▶ What you will do:
For the word "selected", find each line in the entries where it occurs and copy that line.

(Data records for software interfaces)
********
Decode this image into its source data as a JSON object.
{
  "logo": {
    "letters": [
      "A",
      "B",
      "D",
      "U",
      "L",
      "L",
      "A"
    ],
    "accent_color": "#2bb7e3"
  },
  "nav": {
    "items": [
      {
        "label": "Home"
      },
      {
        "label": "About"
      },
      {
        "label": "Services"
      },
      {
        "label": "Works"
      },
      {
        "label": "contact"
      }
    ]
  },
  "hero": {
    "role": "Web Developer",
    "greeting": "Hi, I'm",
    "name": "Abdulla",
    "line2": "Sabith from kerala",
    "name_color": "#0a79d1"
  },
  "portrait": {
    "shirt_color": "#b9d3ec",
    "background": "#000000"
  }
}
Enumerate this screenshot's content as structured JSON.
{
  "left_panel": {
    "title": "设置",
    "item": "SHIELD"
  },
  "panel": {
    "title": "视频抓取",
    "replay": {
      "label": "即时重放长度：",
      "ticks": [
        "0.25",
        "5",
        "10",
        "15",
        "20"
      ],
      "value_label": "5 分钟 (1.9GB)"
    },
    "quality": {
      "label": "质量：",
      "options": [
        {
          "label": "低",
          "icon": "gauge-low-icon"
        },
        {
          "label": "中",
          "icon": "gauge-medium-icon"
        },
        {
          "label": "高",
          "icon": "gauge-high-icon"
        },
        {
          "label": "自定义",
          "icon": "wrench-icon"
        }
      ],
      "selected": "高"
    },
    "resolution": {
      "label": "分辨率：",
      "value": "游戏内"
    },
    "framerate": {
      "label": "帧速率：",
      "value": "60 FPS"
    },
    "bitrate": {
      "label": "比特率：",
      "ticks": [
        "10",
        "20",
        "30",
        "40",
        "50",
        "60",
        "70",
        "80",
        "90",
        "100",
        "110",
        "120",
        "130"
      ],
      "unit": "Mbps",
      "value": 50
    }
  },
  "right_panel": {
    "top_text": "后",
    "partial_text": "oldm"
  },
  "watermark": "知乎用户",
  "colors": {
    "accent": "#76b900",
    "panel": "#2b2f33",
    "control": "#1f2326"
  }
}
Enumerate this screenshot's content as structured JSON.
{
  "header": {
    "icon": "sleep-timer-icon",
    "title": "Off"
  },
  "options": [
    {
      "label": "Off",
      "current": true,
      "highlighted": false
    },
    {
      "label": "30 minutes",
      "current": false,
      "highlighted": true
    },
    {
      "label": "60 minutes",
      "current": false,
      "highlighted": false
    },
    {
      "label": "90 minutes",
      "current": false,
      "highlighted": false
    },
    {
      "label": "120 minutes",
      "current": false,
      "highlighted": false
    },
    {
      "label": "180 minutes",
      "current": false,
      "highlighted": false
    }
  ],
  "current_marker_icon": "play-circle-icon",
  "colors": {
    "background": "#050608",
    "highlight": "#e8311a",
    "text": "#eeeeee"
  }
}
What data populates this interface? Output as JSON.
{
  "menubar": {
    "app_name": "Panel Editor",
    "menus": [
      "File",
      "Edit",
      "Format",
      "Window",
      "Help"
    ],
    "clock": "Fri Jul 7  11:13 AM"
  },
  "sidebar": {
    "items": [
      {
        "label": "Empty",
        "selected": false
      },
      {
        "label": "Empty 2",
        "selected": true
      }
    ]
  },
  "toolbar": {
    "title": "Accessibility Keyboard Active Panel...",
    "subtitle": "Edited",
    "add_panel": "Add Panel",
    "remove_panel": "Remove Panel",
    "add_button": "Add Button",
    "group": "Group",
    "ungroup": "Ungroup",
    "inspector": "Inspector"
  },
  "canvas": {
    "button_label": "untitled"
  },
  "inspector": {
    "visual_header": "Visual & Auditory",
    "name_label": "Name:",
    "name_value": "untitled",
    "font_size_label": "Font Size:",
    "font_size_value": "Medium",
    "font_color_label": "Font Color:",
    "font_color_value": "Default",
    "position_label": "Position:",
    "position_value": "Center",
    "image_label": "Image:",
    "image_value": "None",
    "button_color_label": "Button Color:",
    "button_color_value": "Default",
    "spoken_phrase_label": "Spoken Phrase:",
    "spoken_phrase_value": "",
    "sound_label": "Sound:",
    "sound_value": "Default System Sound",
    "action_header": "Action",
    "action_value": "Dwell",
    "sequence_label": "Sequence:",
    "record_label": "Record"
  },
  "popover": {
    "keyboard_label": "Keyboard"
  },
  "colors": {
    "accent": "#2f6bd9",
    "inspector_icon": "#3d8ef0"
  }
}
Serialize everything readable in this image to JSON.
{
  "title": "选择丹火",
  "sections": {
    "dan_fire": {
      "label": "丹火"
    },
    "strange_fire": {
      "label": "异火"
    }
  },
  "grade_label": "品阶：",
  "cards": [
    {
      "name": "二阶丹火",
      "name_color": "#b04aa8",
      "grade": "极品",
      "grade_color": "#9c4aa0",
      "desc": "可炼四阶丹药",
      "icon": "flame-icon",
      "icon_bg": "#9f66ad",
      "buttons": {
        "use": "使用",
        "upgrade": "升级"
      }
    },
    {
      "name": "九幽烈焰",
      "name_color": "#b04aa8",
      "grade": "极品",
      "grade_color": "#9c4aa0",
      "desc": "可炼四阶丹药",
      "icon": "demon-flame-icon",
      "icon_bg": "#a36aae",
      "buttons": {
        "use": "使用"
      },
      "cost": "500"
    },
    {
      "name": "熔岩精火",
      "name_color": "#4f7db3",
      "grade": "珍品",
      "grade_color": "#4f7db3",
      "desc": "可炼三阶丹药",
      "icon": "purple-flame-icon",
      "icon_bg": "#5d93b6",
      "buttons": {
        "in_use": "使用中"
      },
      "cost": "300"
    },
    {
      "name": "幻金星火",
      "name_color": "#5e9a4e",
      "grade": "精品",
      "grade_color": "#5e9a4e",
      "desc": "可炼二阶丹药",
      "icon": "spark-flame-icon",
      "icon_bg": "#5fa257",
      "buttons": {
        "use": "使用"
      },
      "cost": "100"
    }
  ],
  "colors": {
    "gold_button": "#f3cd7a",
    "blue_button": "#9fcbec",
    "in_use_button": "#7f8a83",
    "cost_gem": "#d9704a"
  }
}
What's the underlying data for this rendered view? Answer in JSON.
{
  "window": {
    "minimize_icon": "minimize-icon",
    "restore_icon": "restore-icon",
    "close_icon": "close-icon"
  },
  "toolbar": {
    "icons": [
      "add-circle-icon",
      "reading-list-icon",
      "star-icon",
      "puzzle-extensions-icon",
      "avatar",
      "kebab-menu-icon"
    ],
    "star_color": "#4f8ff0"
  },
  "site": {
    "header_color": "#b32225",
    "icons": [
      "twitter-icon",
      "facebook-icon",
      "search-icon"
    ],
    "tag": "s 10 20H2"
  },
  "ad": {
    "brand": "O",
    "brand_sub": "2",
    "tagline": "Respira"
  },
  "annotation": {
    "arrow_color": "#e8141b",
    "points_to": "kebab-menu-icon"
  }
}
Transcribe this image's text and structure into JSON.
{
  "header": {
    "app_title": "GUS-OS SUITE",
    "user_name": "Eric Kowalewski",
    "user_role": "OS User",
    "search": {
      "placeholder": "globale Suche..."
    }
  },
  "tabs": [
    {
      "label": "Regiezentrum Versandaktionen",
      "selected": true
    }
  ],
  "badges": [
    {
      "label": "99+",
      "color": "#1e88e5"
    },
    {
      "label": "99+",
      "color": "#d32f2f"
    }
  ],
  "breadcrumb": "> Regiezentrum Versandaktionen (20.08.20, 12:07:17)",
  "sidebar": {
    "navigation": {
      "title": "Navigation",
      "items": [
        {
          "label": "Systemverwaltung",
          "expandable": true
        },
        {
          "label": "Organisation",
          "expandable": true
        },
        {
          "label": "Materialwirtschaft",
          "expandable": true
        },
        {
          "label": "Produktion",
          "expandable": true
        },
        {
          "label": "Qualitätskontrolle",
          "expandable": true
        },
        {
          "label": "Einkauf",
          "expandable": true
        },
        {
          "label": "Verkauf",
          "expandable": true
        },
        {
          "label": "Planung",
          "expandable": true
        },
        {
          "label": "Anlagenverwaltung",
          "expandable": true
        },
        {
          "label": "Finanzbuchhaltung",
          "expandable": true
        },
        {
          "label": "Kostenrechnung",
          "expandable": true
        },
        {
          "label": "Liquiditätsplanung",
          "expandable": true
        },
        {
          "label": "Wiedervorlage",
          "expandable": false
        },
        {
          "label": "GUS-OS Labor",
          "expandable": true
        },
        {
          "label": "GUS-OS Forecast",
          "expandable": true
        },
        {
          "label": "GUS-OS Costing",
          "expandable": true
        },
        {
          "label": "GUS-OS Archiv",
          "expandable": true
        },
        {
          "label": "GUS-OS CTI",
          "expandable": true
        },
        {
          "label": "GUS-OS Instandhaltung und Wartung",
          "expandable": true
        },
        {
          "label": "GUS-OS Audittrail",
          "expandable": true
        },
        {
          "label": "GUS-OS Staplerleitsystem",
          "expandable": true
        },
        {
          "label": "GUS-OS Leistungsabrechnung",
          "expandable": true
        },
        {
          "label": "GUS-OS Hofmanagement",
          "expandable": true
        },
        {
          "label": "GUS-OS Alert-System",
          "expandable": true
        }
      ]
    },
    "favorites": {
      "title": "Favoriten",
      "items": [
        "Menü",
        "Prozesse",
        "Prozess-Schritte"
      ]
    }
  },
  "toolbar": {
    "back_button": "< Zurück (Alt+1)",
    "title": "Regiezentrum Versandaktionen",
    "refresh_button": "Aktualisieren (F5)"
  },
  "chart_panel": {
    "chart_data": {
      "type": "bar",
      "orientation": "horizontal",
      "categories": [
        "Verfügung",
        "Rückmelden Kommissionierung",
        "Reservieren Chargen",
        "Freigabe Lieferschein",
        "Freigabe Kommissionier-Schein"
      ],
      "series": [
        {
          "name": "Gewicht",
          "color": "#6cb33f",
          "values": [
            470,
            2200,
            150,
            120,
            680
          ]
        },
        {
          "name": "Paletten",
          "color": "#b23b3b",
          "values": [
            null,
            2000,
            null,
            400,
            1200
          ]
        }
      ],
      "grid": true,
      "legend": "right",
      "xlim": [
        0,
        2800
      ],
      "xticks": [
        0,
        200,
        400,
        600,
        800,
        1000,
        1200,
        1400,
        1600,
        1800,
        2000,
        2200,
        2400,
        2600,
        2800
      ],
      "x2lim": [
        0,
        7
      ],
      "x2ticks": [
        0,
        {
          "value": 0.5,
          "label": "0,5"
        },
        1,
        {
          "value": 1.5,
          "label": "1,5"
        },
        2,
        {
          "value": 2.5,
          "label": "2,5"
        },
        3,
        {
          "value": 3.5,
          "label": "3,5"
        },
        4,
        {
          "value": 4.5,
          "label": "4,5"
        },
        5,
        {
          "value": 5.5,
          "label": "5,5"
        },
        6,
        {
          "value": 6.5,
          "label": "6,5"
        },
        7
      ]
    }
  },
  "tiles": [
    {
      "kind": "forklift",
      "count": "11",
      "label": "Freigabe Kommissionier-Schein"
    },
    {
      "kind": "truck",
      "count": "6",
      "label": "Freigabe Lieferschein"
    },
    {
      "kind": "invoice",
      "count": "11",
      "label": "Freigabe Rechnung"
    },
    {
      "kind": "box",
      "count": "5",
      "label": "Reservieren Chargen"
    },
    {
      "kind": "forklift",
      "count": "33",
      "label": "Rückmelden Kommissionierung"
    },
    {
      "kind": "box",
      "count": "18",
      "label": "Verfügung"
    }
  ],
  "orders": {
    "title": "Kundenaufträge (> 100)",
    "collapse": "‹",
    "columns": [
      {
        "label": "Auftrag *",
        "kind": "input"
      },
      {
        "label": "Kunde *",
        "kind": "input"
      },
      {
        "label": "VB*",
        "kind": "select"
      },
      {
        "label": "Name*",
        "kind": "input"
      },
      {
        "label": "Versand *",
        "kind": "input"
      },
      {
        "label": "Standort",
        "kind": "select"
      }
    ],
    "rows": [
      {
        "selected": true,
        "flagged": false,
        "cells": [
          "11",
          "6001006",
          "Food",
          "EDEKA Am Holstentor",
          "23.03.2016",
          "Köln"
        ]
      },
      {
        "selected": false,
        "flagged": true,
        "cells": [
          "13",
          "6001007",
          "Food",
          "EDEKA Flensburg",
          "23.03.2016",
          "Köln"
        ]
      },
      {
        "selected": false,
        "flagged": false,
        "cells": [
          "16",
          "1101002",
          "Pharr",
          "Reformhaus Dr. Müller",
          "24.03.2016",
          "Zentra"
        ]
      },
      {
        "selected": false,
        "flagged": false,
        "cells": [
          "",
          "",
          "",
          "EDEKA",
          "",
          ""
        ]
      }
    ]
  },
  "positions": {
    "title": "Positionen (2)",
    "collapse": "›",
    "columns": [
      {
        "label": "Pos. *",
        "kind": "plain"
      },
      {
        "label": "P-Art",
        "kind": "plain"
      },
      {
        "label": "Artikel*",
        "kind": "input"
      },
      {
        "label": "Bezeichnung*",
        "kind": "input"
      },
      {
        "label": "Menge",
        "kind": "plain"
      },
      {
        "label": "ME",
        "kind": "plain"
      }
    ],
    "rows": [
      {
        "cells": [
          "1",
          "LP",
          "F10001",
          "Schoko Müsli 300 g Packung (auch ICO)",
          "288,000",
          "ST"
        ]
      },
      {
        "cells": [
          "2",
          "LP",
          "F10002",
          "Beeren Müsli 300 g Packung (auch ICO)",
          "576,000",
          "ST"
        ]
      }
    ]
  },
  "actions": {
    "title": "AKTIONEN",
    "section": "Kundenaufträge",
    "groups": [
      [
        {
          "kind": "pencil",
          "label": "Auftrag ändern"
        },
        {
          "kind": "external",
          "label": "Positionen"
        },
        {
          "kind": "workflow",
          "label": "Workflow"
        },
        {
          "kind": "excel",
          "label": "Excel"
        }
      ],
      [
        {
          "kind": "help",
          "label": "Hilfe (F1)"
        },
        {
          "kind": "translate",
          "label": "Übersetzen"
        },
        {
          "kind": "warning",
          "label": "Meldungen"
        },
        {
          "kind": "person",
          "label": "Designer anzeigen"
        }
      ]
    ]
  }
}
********
▶ Task result:
      "selected": "高"
        "selected": false
        "selected": true
      "selected": true
        "selected": true,
        "selected": false,
        "selected": false,
        "selected": false,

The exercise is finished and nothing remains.